• Task requirements
Where the string "Length" shows up in a line of the records, copy that line.

• Data items
>>>

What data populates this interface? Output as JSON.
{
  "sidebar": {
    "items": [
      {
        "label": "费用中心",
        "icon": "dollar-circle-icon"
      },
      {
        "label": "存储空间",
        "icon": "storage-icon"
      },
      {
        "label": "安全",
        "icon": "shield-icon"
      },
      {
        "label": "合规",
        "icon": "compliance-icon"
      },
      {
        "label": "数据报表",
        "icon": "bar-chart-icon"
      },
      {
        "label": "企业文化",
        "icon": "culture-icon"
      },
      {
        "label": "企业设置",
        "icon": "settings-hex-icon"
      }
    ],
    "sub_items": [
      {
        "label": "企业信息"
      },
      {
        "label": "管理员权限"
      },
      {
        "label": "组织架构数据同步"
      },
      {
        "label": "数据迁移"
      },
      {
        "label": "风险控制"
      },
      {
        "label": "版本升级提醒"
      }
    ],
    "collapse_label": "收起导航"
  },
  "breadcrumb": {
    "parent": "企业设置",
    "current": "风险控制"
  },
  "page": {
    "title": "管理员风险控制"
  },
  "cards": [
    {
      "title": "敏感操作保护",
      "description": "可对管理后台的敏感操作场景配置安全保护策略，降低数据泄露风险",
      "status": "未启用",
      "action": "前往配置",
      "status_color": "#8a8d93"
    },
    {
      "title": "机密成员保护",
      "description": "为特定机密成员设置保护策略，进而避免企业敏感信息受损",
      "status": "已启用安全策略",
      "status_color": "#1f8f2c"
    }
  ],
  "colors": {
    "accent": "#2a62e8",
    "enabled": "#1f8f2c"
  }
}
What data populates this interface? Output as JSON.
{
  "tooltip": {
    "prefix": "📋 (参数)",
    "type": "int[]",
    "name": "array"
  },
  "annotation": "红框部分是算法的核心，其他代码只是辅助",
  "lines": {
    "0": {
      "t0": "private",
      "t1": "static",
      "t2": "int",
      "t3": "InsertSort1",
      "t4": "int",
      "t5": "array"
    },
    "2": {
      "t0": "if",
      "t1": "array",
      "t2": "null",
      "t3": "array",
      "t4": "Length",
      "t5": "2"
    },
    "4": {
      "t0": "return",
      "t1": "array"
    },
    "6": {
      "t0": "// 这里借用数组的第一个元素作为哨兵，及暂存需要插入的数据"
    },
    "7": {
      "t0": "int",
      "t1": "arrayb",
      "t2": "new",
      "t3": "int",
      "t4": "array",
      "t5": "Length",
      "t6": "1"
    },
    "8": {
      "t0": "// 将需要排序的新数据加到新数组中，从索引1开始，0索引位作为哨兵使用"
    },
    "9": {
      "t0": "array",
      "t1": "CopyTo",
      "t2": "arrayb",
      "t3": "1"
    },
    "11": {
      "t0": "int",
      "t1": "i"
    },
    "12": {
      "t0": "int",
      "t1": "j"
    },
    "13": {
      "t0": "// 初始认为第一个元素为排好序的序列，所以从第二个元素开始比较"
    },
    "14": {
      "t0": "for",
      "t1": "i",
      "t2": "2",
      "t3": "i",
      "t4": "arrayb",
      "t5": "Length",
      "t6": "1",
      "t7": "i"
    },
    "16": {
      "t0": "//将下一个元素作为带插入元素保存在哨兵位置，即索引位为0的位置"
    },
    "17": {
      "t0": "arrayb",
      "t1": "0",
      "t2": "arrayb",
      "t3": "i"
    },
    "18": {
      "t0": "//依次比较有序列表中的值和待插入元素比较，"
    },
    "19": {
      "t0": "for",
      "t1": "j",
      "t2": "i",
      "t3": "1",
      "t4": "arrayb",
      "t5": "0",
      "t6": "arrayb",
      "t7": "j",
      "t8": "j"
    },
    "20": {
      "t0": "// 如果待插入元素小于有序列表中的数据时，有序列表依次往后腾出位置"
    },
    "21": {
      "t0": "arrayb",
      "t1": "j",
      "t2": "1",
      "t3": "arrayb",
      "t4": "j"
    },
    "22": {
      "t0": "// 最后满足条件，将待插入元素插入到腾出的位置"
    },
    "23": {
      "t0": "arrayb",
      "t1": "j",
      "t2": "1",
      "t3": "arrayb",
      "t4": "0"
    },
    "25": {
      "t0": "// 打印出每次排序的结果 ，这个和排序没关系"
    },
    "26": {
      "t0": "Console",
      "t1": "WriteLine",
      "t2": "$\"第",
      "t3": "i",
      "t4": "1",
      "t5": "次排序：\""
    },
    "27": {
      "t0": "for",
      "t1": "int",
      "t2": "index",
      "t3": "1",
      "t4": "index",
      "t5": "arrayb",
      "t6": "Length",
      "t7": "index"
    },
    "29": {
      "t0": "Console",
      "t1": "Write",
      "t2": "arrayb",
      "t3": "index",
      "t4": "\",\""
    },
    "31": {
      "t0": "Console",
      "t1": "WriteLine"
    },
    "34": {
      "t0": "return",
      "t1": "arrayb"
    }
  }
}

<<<

• Your response
      "t4": "Length",
      "t5": "Length",
      "t5": "Length",
      "t6": "Length",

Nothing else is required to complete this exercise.